# [What to work on]
Scan the records below and say how many lines include the word "title", giving no other text.

# [Input for this task]
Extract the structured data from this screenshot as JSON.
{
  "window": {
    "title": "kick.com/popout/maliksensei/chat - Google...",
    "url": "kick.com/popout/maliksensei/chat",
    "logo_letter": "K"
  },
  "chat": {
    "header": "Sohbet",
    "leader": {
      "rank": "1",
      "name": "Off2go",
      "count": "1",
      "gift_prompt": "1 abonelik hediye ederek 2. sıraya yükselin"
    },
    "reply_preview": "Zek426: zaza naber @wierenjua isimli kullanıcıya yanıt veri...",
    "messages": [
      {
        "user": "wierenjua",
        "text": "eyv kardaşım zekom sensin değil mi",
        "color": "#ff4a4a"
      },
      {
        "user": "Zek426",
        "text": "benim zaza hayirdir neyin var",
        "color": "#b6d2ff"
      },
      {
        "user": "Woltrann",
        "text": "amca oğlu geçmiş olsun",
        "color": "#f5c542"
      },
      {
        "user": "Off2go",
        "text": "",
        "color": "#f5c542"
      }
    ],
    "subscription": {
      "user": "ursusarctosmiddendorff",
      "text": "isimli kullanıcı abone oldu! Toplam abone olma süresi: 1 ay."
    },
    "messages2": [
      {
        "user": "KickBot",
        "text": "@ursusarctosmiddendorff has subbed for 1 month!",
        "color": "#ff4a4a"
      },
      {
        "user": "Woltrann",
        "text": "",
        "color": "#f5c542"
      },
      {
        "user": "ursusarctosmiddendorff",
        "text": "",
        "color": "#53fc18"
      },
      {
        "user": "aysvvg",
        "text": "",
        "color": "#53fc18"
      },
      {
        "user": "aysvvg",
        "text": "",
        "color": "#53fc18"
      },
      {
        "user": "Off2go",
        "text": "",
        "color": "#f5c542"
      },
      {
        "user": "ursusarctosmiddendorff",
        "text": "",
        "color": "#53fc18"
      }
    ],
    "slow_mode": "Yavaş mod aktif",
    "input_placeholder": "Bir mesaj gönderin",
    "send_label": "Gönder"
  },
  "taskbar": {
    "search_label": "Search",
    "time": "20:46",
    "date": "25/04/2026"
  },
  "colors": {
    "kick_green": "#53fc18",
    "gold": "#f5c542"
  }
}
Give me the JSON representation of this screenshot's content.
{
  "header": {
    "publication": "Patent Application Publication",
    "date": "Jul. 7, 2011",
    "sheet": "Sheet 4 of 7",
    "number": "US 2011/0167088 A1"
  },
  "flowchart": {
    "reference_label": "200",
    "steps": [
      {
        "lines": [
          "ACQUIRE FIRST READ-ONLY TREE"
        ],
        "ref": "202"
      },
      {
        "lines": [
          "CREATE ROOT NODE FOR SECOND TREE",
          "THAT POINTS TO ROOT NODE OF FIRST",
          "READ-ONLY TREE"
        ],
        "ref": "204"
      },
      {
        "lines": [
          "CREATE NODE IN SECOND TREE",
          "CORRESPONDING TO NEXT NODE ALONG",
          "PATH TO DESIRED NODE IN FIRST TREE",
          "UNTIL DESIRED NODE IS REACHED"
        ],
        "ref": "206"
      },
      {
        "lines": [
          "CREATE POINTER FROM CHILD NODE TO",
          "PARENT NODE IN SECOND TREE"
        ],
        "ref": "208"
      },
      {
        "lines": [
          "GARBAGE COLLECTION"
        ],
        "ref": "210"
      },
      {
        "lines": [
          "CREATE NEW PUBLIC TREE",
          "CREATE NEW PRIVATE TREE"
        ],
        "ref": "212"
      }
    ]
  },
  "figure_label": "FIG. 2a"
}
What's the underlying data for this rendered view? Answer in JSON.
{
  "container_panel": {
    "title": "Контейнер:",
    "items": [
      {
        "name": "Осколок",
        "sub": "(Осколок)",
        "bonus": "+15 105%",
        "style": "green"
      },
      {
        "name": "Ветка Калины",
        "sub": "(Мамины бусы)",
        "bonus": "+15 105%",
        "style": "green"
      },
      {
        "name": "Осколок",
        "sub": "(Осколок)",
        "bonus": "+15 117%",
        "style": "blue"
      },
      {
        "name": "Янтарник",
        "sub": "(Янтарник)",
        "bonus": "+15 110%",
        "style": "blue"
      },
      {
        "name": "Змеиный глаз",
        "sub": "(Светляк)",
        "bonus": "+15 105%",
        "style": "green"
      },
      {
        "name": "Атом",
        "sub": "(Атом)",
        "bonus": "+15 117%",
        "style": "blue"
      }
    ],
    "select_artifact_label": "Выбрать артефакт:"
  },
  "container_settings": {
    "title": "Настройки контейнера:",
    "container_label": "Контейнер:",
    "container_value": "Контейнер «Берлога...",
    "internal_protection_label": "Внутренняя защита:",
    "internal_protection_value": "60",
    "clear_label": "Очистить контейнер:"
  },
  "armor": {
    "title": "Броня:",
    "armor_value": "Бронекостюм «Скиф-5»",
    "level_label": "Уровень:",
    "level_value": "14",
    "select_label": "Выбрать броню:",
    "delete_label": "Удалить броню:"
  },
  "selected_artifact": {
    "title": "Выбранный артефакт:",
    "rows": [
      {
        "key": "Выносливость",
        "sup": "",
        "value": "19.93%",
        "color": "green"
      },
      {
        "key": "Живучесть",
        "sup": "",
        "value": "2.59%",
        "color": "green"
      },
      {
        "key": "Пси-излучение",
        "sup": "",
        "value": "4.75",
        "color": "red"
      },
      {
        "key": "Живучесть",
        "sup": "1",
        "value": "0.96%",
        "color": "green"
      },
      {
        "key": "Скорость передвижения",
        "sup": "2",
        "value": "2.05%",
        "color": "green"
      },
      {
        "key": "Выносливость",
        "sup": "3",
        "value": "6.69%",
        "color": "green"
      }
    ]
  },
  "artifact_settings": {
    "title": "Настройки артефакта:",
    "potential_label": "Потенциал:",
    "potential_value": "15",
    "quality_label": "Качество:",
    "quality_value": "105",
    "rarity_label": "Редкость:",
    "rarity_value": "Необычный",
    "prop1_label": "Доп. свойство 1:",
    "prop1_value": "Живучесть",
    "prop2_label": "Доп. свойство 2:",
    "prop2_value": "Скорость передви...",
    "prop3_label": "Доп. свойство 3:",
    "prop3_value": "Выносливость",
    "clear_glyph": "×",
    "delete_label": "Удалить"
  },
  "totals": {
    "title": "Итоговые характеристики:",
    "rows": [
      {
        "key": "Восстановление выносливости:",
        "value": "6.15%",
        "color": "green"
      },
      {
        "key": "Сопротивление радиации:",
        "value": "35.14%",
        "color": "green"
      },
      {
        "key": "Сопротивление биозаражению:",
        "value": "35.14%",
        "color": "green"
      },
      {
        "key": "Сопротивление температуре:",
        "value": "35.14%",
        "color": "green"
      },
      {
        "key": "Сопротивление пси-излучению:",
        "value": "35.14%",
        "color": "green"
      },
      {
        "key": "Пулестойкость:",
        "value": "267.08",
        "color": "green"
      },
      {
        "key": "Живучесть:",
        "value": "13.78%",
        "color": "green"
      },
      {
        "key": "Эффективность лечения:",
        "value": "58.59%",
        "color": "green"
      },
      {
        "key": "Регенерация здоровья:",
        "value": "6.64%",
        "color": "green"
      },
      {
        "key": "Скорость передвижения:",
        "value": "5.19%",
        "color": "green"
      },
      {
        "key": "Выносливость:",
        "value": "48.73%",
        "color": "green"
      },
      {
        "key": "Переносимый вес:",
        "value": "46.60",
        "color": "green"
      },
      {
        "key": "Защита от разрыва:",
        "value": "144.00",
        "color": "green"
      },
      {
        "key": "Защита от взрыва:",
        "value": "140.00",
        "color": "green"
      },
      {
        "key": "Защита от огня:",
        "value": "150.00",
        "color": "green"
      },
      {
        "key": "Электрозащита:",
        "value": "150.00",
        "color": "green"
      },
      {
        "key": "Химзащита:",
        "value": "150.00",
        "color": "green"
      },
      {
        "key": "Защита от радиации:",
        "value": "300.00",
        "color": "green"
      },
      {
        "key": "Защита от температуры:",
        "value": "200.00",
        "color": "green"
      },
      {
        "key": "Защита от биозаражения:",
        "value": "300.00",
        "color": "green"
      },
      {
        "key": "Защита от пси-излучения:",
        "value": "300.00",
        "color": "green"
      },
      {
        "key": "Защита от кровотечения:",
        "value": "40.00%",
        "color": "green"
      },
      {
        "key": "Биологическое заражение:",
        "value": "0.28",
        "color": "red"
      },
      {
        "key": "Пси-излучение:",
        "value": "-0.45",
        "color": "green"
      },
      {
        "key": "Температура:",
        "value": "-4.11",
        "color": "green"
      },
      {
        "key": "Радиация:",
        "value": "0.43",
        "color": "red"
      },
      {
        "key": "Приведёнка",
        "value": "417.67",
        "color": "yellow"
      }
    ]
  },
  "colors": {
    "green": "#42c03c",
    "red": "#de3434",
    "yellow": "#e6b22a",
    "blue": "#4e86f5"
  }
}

# [Answer to the problem]
7